*** Block opens ***

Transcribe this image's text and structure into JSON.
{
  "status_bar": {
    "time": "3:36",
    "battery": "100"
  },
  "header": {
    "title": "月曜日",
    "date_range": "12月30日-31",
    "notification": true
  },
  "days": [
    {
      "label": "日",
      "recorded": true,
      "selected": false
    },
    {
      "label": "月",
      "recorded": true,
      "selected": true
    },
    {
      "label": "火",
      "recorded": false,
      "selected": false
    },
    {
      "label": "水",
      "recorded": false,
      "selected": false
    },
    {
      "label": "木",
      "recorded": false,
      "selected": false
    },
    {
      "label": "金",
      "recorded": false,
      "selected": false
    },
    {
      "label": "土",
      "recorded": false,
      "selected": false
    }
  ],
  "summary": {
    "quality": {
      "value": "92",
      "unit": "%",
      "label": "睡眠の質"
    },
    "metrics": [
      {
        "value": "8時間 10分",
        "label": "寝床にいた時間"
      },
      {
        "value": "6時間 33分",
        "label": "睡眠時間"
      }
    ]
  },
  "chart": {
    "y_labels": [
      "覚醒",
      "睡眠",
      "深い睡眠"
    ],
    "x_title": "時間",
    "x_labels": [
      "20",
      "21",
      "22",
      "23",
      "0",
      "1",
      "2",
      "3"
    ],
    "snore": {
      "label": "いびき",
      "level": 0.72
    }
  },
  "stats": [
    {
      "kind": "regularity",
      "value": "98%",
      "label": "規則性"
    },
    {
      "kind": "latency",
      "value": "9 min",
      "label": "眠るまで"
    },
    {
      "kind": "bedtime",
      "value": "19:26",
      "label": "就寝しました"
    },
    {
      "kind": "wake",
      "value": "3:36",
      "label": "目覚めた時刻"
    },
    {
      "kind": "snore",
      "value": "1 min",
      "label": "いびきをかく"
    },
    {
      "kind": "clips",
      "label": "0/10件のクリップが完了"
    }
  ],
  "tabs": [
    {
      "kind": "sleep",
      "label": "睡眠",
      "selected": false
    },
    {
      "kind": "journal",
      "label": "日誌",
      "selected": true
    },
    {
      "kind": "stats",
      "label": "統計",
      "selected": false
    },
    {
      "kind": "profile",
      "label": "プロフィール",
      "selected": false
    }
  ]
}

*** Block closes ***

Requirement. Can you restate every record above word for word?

Answer section.
Transcribe this image's text and structure into JSON.
{
  "status_bar": {
    "time": "3:36",
    "battery": "100"
  },
  "header": {
    "title": "月曜日",
    "date_range": "12月30日-31",
    "notification": true
  },
  "days": [
    {
      "label": "日",
      "recorded": true,
      "selected": false
    },
    {
      "label": "月",
      "recorded": true,
      "selected": true
    },
    {
      "label": "火",
      "recorded": false,
      "selected": false
    },
    {
      "label": "水",
      "recorded": false,
      "selected": false
    },
    {
      "label": "木",
      "recorded": false,
      "selected": false
    },
    {
      "label": "金",
      "recorded": false,
      "selected": false
    },
    {
      "label": "土",
      "recorded": false,
      "selected": false
    }
  ],
  "summary": {
    "quality": {
      "value": "92",
      "unit": "%",
      "label": "睡眠の質"
    },
    "metrics": [
      {
        "value": "8時間 10分",
        "label": "寝床にいた時間"
      },
      {
        "value": "6時間 33分",
        "label": "睡眠時間"
      }
    ]
  },
  "chart": {
    "y_labels": [
      "覚醒",
      "睡眠",
      "深い睡眠"
    ],
    "x_title": "時間",
    "x_labels": [
      "20",
      "21",
      "22",
      "23",
      "0",
      "1",
      "2",
      "3"
    ],
    "snore": {
      "label": "いびき",
      "level": 0.72
    }
  },
  "stats": [
    {
      "kind": "regularity",
      "value": "98%",
      "label": "規則性"
    },
    {
      "kind": "latency",
      "value": "9 min",
      "label": "眠るまで"
    },
    {
      "kind": "bedtime",
      "value": "19:26",
      "label": "就寝しました"
    },
    {
      "kind": "wake",
      "value": "3:36",
      "label": "目覚めた時刻"
    },
    {
      "kind": "snore",
      "value": "1 min",
      "label": "いびきをかく"
    },
    {
      "kind": "clips",
      "label": "0/10件のクリップが完了"
    }
  ],
  "tabs": [
    {
      "kind": "sleep",
      "label": "睡眠",
      "selected": false
    },
    {
      "kind": "journal",
      "label": "日誌",
      "selected": true
    },
    {
      "kind": "stats",
      "label": "統計",
      "selected": false
    },
    {
      "kind": "profile",
      "label": "プロフィール",
      "selected": false
    }
  ]
}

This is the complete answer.